Aim of the exercise | Write out the data exactly, please, and omit the pictures.

Records provided |
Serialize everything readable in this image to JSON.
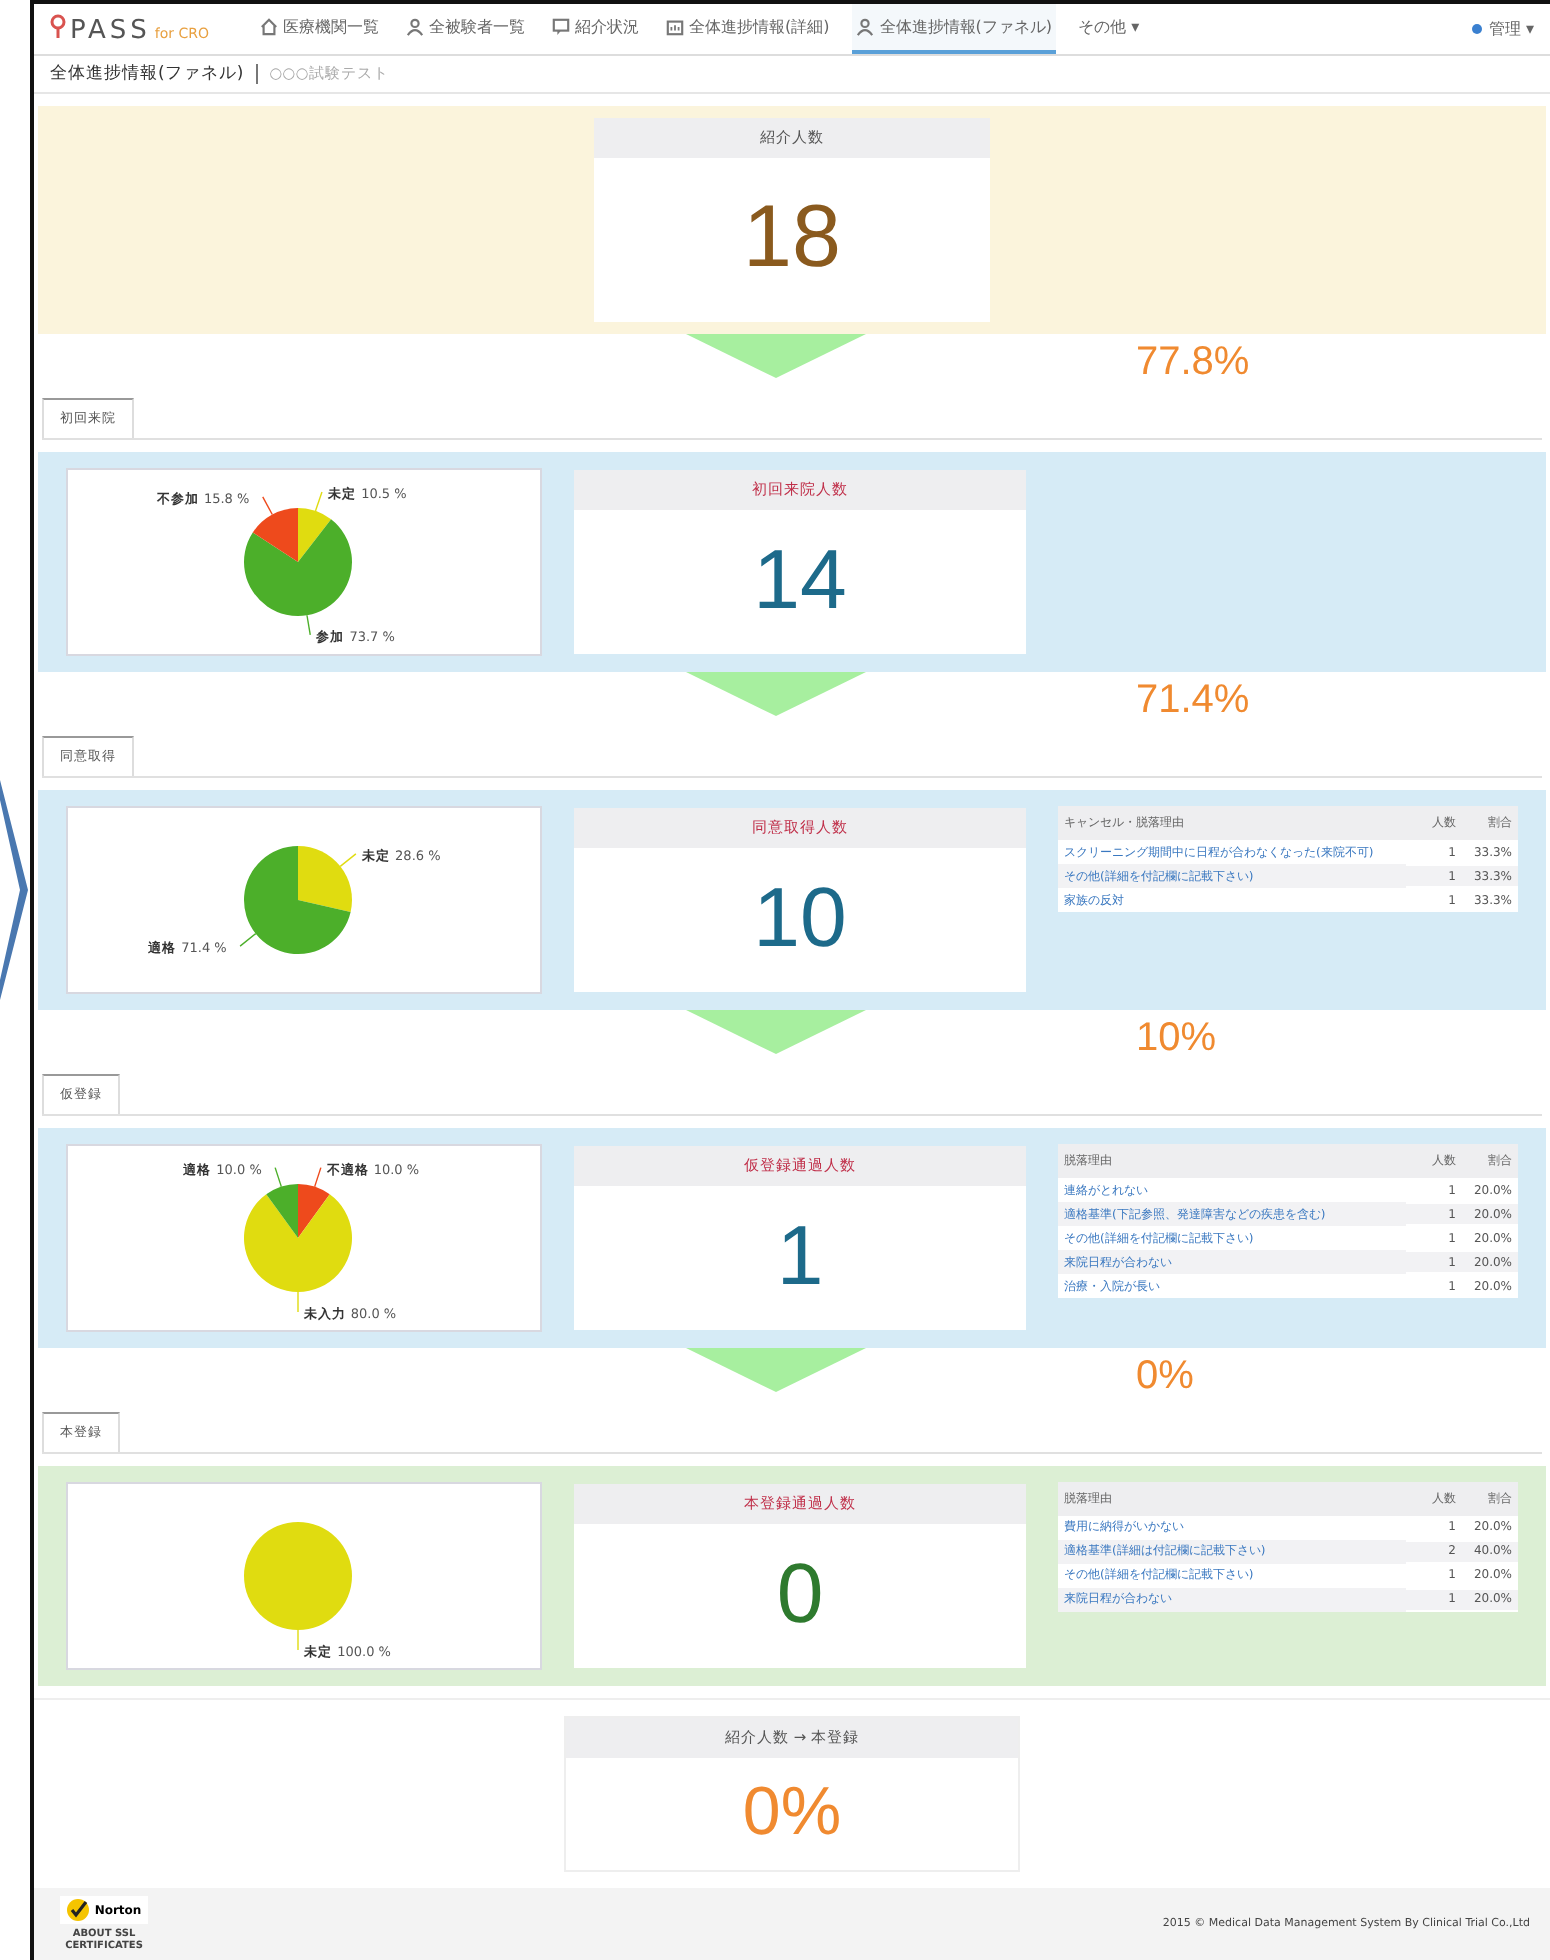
{
  "nav": {
    "logo": "PASS",
    "logo_sub": "for CRO",
    "items": [
      {
        "label": "医療機関一覧",
        "selected": false
      },
      {
        "label": "全被験者一覧",
        "selected": false
      },
      {
        "label": "紹介状況",
        "selected": false
      },
      {
        "label": "全体進捗情報(詳細)",
        "selected": false
      },
      {
        "label": "全体進捗情報(ファネル)",
        "selected": true
      },
      {
        "label": "その他 ▾",
        "selected": false
      }
    ],
    "user": "管理 ▾"
  },
  "breadcrumb": {
    "title": "全体進捗情報(ファネル)",
    "subtitle": "○○○試験テスト"
  },
  "top_stage": {
    "kind": "referral",
    "title": "紹介人数",
    "count": "18"
  },
  "stages": [
    {
      "conversion": "77.8%",
      "tab": "初回来院",
      "kind": "progress",
      "title": "初回来院人数",
      "count": "14",
      "chart_data": {
        "type": "pie",
        "categories": [
          "未定",
          "参加",
          "不参加"
        ],
        "values": [
          10.5,
          73.7,
          15.8
        ],
        "value_labels": [
          "10.5 %",
          "73.7 %",
          "15.8 %"
        ],
        "colors": [
          "#e0dc10",
          "#4caf2a",
          "#ee4a1c"
        ]
      }
    },
    {
      "conversion": "71.4%",
      "tab": "同意取得",
      "kind": "progress",
      "title": "同意取得人数",
      "count": "10",
      "chart_data": {
        "type": "pie",
        "categories": [
          "未定",
          "適格"
        ],
        "values": [
          28.6,
          71.4
        ],
        "value_labels": [
          "28.6 %",
          "71.4 %"
        ],
        "colors": [
          "#e0dc10",
          "#4caf2a"
        ]
      },
      "table": {
        "columns": [
          "キャンセル・脱落理由",
          "人数",
          "割合"
        ],
        "rows": [
          [
            "スクリーニング期間中に日程が合わなくなった(来院不可)",
            "1",
            "33.3%"
          ],
          [
            "その他(詳細を付記欄に記載下さい)",
            "1",
            "33.3%"
          ],
          [
            "家族の反対",
            "1",
            "33.3%"
          ]
        ]
      }
    },
    {
      "conversion": "10%",
      "tab": "仮登録",
      "kind": "progress",
      "title": "仮登録通過人数",
      "count": "1",
      "chart_data": {
        "type": "pie",
        "categories": [
          "不適格",
          "未入力",
          "適格"
        ],
        "values": [
          10.0,
          80.0,
          10.0
        ],
        "value_labels": [
          "10.0 %",
          "80.0 %",
          "10.0 %"
        ],
        "colors": [
          "#ee4a1c",
          "#e0dc10",
          "#4caf2a"
        ]
      },
      "table": {
        "columns": [
          "脱落理由",
          "人数",
          "割合"
        ],
        "rows": [
          [
            "連絡がとれない",
            "1",
            "20.0%"
          ],
          [
            "適格基準(下記参照、発達障害などの疾患を含む)",
            "1",
            "20.0%"
          ],
          [
            "その他(詳細を付記欄に記載下さい)",
            "1",
            "20.0%"
          ],
          [
            "来院日程が合わない",
            "1",
            "20.0%"
          ],
          [
            "治療・入院が長い",
            "1",
            "20.0%"
          ]
        ]
      }
    },
    {
      "conversion": "0%",
      "tab": "本登録",
      "kind": "registered",
      "title": "本登録通過人数",
      "count": "0",
      "chart_data": {
        "type": "pie",
        "categories": [
          "未定"
        ],
        "values": [
          100.0
        ],
        "value_labels": [
          "100.0 %"
        ],
        "colors": [
          "#e0dc10"
        ]
      },
      "table": {
        "columns": [
          "脱落理由",
          "人数",
          "割合"
        ],
        "rows": [
          [
            "費用に納得がいかない",
            "1",
            "20.0%"
          ],
          [
            "適格基準(詳細は付記欄に記載下さい)",
            "2",
            "40.0%"
          ],
          [
            "その他(詳細を付記欄に記載下さい)",
            "1",
            "20.0%"
          ],
          [
            "来院日程が合わない",
            "1",
            "20.0%"
          ]
        ]
      }
    }
  ],
  "summary": {
    "title": "紹介人数 → 本登録",
    "value": "0%"
  },
  "footer": {
    "seal_name": "Norton",
    "seal_caption": "ABOUT SSL CERTIFICATES",
    "copyright": "2015 © Medical Data Management System By Clinical Trial Co.,Ltd"
  }
}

Output of the exercise |
Serialize everything readable in this image to JSON.
{
  "nav": {
    "logo": "PASS",
    "logo_sub": "for CRO",
    "items": [
      {
        "label": "医療機関一覧",
        "selected": false
      },
      {
        "label": "全被験者一覧",
        "selected": false
      },
      {
        "label": "紹介状況",
        "selected": false
      },
      {
        "label": "全体進捗情報(詳細)",
        "selected": false
      },
      {
        "label": "全体進捗情報(ファネル)",
        "selected": true
      },
      {
        "label": "その他 ▾",
        "selected": false
      }
    ],
    "user": "管理 ▾"
  },
  "breadcrumb": {
    "title": "全体進捗情報(ファネル)",
    "subtitle": "○○○試験テスト"
  },
  "top_stage": {
    "kind": "referral",
    "title": "紹介人数",
    "count": "18"
  },
  "stages": [
    {
      "conversion": "77.8%",
      "tab": "初回来院",
      "kind": "progress",
      "title": "初回来院人数",
      "count": "14",
      "chart_data": {
        "type": "pie",
        "categories": [
          "未定",
          "参加",
          "不参加"
        ],
        "values": [
          10.5,
          73.7,
          15.8
        ],
        "value_labels": [
          "10.5 %",
          "73.7 %",
          "15.8 %"
        ],
        "colors": [
          "#e0dc10",
          "#4caf2a",
          "#ee4a1c"
        ]
      }
    },
    {
      "conversion": "71.4%",
      "tab": "同意取得",
      "kind": "progress",
      "title": "同意取得人数",
      "count": "10",
      "chart_data": {
        "type": "pie",
        "categories": [
          "未定",
          "適格"
        ],
        "values": [
          28.6,
          71.4
        ],
        "value_labels": [
          "28.6 %",
          "71.4 %"
        ],
        "colors": [
          "#e0dc10",
          "#4caf2a"
        ]
      },
      "table": {
        "columns": [
          "キャンセル・脱落理由",
          "人数",
          "割合"
        ],
        "rows": [
          [
            "スクリーニング期間中に日程が合わなくなった(来院不可)",
            "1",
            "33.3%"
          ],
          [
            "その他(詳細を付記欄に記載下さい)",
            "1",
            "33.3%"
          ],
          [
            "家族の反対",
            "1",
            "33.3%"
          ]
        ]
      }
    },
    {
      "conversion": "10%",
      "tab": "仮登録",
      "kind": "progress",
      "title": "仮登録通過人数",
      "count": "1",
      "chart_data": {
        "type": "pie",
        "categories": [
          "不適格",
          "未入力",
          "適格"
        ],
        "values": [
          10.0,
          80.0,
          10.0
        ],
        "value_labels": [
          "10.0 %",
          "80.0 %",
          "10.0 %"
        ],
        "colors": [
          "#ee4a1c",
          "#e0dc10",
          "#4caf2a"
        ]
      },
      "table": {
        "columns": [
          "脱落理由",
          "人数",
          "割合"
        ],
        "rows": [
          [
            "連絡がとれない",
            "1",
            "20.0%"
          ],
          [
            "適格基準(下記参照、発達障害などの疾患を含む)",
            "1",
            "20.0%"
          ],
          [
            "その他(詳細を付記欄に記載下さい)",
            "1",
            "20.0%"
          ],
          [
            "来院日程が合わない",
            "1",
            "20.0%"
          ],
          [
            "治療・入院が長い",
            "1",
            "20.0%"
          ]
        ]
      }
    },
    {
      "conversion": "0%",
      "tab": "本登録",
      "kind": "registered",
      "title": "本登録通過人数",
      "count": "0",
      "chart_data": {
        "type": "pie",
        "categories": [
          "未定"
        ],
        "values": [
          100.0
        ],
        "value_labels": [
          "100.0 %"
        ],
        "colors": [
          "#e0dc10"
        ]
      },
      "table": {
        "columns": [
          "脱落理由",
          "人数",
          "割合"
        ],
        "rows": [
          [
            "費用に納得がいかない",
            "1",
            "20.0%"
          ],
          [
            "適格基準(詳細は付記欄に記載下さい)",
            "2",
            "40.0%"
          ],
          [
            "その他(詳細を付記欄に記載下さい)",
            "1",
            "20.0%"
          ],
          [
            "来院日程が合わない",
            "1",
            "20.0%"
          ]
        ]
      }
    }
  ],
  "summary": {
    "title": "紹介人数 → 本登録",
    "value": "0%"
  },
  "footer": {
    "seal_name": "Norton",
    "seal_caption": "ABOUT SSL CERTIFICATES",
    "copyright": "2015 © Medical Data Management System By Clinical Trial Co.,Ltd"
  }
}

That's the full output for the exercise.